Pictures aside, each record should be reproduced exactly.

==============================

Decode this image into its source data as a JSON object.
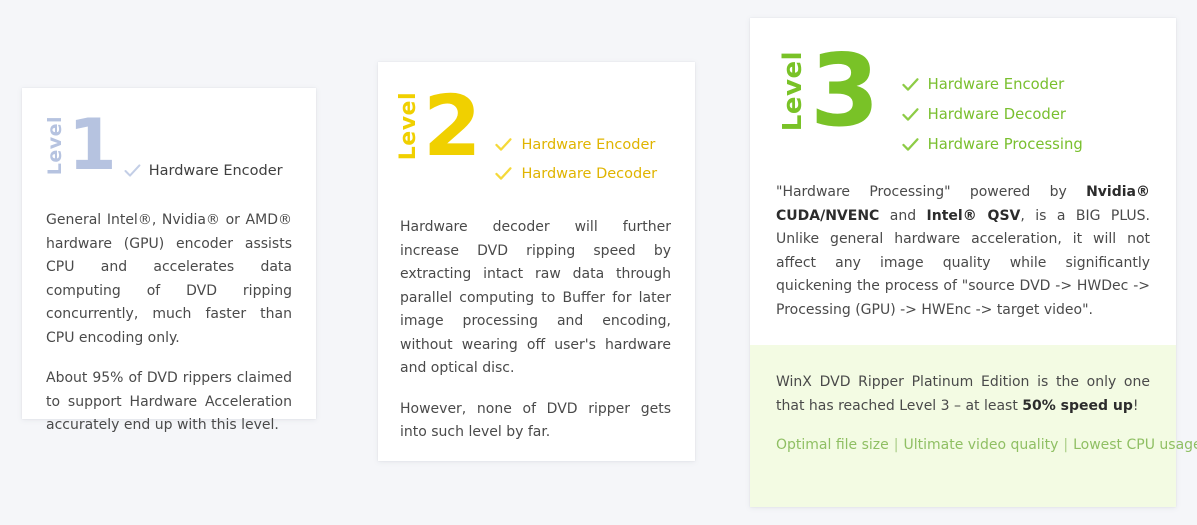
{
  "page": {
    "background_color": "#f5f6f9",
    "card_background": "#ffffff"
  },
  "cards": [
    {
      "id": "level-1",
      "accent_color": "#b6c3e0",
      "check_color": "#c3cee6",
      "feature_text_color": "#3f3f3f",
      "level_word": "Level",
      "level_number": "1",
      "features": [
        {
          "icon": "check-icon",
          "label": "Hardware Encoder"
        }
      ],
      "paragraphs": [
        "General Intel®, Nvidia® or AMD® hardware (GPU) encoder assists CPU and accelerates data computing of DVD ripping concurrently, much faster than CPU encoding only.",
        "About 95% of DVD rippers claimed to support Hardware Acceleration accurately end up with this level."
      ]
    },
    {
      "id": "level-2",
      "accent_color": "#f0d000",
      "check_color": "#f5d93a",
      "feature_text_color": "#e0b400",
      "level_word": "Level",
      "level_number": "2",
      "features": [
        {
          "icon": "check-icon",
          "label": "Hardware Encoder"
        },
        {
          "icon": "check-icon",
          "label": "Hardware Decoder"
        }
      ],
      "paragraphs": [
        "Hardware decoder will further increase DVD ripping speed by extracting intact raw data through parallel computing to Buffer for later image processing and encoding, without wearing off user's hardware and optical disc.",
        "However, none of DVD ripper gets into such level by far."
      ]
    },
    {
      "id": "level-3",
      "accent_color": "#79c227",
      "check_color": "#8dcc46",
      "feature_text_color": "#79bf2e",
      "level_word": "Level",
      "level_number": "3",
      "features": [
        {
          "icon": "check-icon",
          "label": "Hardware Encoder"
        },
        {
          "icon": "check-icon",
          "label": "Hardware Decoder"
        },
        {
          "icon": "check-icon",
          "label": "Hardware Processing"
        }
      ],
      "paragraph_rich": {
        "part1": "\"Hardware Processing\" powered by ",
        "bold1": "Nvidia® CUDA/NVENC",
        "part2": " and ",
        "bold2": "Intel® QSV",
        "part3": ", is a BIG PLUS. Unlike general hardware acceleration, it will not affect any image quality while significantly quickening the process of \"source DVD -> HWDec -> Processing (GPU) -> HWEnc -> target video\"."
      },
      "highlight": {
        "background_color": "#f3fbe3",
        "text_part1": "WinX DVD Ripper Platinum Edition is the only one that has reached Level 3 – at least ",
        "text_bold": "50% speed up",
        "text_part2": "!",
        "benefits": [
          "Optimal file size",
          "Ultimate video quality",
          "Lowest CPU usage"
        ],
        "separator": "|",
        "benefit_color": "#8fbf63"
      }
    }
  ]
}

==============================

## OUTPUT BELOW
Decode this image into its source data as a JSON object.
{
  "page": {
    "background_color": "#f5f6f9",
    "card_background": "#ffffff"
  },
  "cards": [
    {
      "id": "level-1",
      "accent_color": "#b6c3e0",
      "check_color": "#c3cee6",
      "feature_text_color": "#3f3f3f",
      "level_word": "Level",
      "level_number": "1",
      "features": [
        {
          "icon": "check-icon",
          "label": "Hardware Encoder"
        }
      ],
      "paragraphs": [
        "General Intel®, Nvidia® or AMD® hardware (GPU) encoder assists CPU and accelerates data computing of DVD ripping concurrently, much faster than CPU encoding only.",
        "About 95% of DVD rippers claimed to support Hardware Acceleration accurately end up with this level."
      ]
    },
    {
      "id": "level-2",
      "accent_color": "#f0d000",
      "check_color": "#f5d93a",
      "feature_text_color": "#e0b400",
      "level_word": "Level",
      "level_number": "2",
      "features": [
        {
          "icon": "check-icon",
          "label": "Hardware Encoder"
        },
        {
          "icon": "check-icon",
          "label": "Hardware Decoder"
        }
      ],
      "paragraphs": [
        "Hardware decoder will further increase DVD ripping speed by extracting intact raw data through parallel computing to Buffer for later image processing and encoding, without wearing off user's hardware and optical disc.",
        "However, none of DVD ripper gets into such level by far."
      ]
    },
    {
      "id": "level-3",
      "accent_color": "#79c227",
      "check_color": "#8dcc46",
      "feature_text_color": "#79bf2e",
      "level_word": "Level",
      "level_number": "3",
      "features": [
        {
          "icon": "check-icon",
          "label": "Hardware Encoder"
        },
        {
          "icon": "check-icon",
          "label": "Hardware Decoder"
        },
        {
          "icon": "check-icon",
          "label": "Hardware Processing"
        }
      ],
      "paragraph_rich": {
        "part1": "\"Hardware Processing\" powered by ",
        "bold1": "Nvidia® CUDA/NVENC",
        "part2": " and ",
        "bold2": "Intel® QSV",
        "part3": ", is a BIG PLUS. Unlike general hardware acceleration, it will not affect any image quality while significantly quickening the process of \"source DVD -> HWDec -> Processing (GPU) -> HWEnc -> target video\"."
      },
      "highlight": {
        "background_color": "#f3fbe3",
        "text_part1": "WinX DVD Ripper Platinum Edition is the only one that has reached Level 3 – at least ",
        "text_bold": "50% speed up",
        "text_part2": "!",
        "benefits": [
          "Optimal file size",
          "Ultimate video quality",
          "Lowest CPU usage"
        ],
        "separator": "|",
        "benefit_color": "#8fbf63"
      }
    }
  ]
}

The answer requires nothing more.